The omission of Valencia was baffling last night.

by Rob Ward

So the biggest match in Premier League history became the biggest mismatch of the season. From the instant that United’s team was announced it was always likely to be so.

Although the Red Devils’ title charge has faltered of late, dropping the in-form Danny Welbeck, just as his partnership with Wayne Rooney has begun to bear fruit, seemed strange. Leaving out Antonia Valencia’s pace, power and graft seemed even sillier. And bringing in Ji-Sung Park bordered on the insane.

The Korean has become increasingly marginalised at Old Trafford, failing to start a game in any competition since January. Although this can be partly attributed to United’s early cup exits, it’s also due to the fact that Park looks a busted flush. His main attribute – lung busting energy – seems to have dissipated and he offers little else. He lacks composure on the ball, cannot beat a man, passes poorly and, particularly last night, spends huge amounts of time parked on his arse: he simply cannot remain upright.

United’s record with him in the team has been appalling of late, losing eight of his last ten starts. This might be a consequence of the games he’s selected for but it’s also a symptom of his prolonged run of poor form. Perhaps he’ll be heading for the Old Trafford exit with Dimitar Berbatov and Michael Owen this summer.
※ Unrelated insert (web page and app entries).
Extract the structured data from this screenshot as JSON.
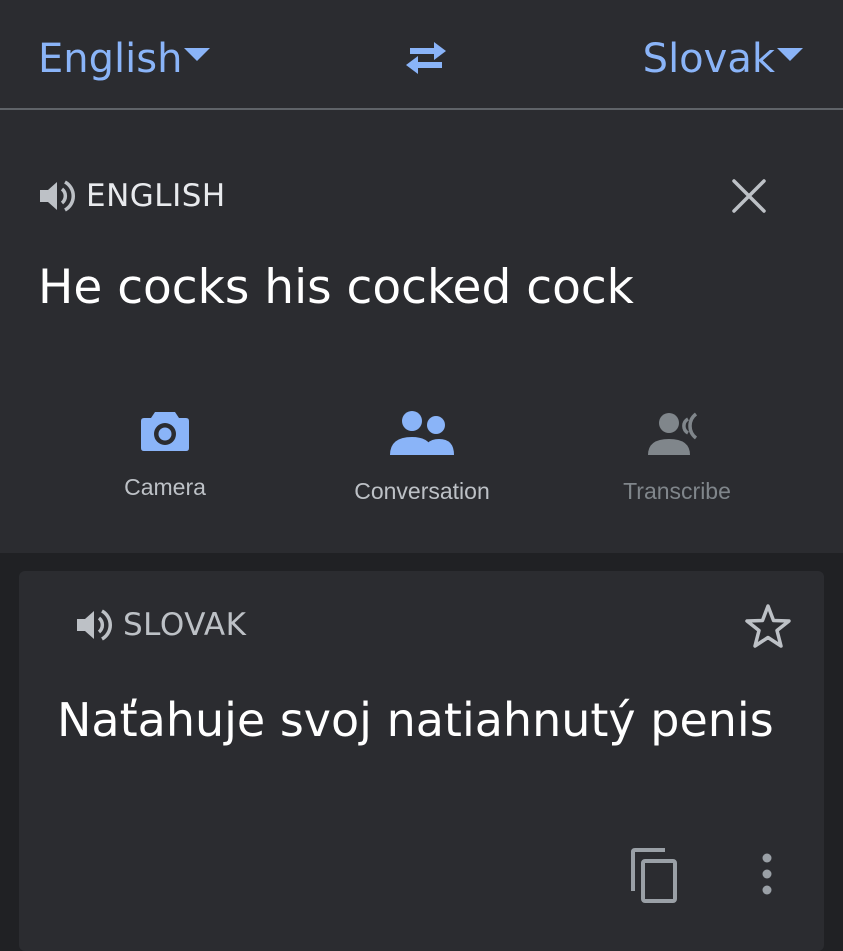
{
  "header": {
    "source_language": "English",
    "target_language": "Slovak"
  },
  "source": {
    "language_label": "ENGLISH",
    "text": "He cocks his cocked cock"
  },
  "tools": [
    {
      "label": "Camera",
      "icon": "camera-icon"
    },
    {
      "label": "Conversation",
      "icon": "people-icon"
    },
    {
      "label": "Transcribe",
      "icon": "transcribe-icon"
    }
  ],
  "target": {
    "language_label": "SLOVAK",
    "text": "Naťahuje svoj natiahnutý penis"
  },
  "colors": {
    "accent": "#8ab4f8",
    "background": "#202124",
    "panel": "#2b2c30",
    "text": "#e8eaed",
    "muted": "#80868b"
  }
}
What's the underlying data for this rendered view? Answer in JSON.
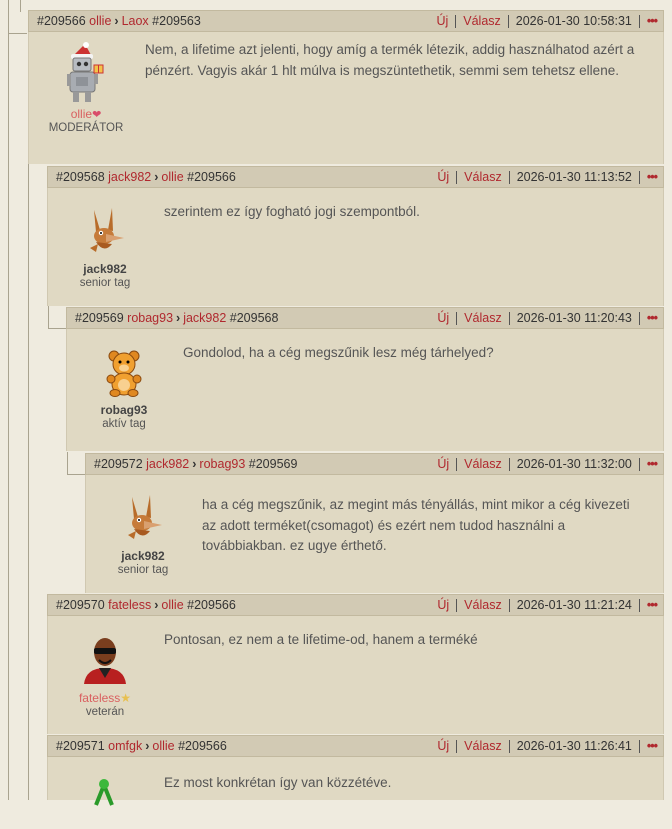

Park’s peripheral role in proceedings was wholly expected by everyone except Sir Alex Ferguson. What was less predictable was the way United allowed Manchester City the freedom of the flanks. Hardly famed for their scintillating wing play, City still managed to dominate Patrice Evra and Phil Jones completely. Often doubling up on the full backs (who received little support from United’s tucked in wingers), Samir Nasri, in particular, flourished out wide. Only some excellent interceptions in the box kept the scoreline respectable.

That said, it took some alarmingly slack marking from Chris Smalling to allow Vincent Kompany’s thumping headed goal. But in a game in which an isolated and petulant Wayne Rooney failed to spearhead a single shot on target, defeat was nothing less than this rag-tag red rabble deserved.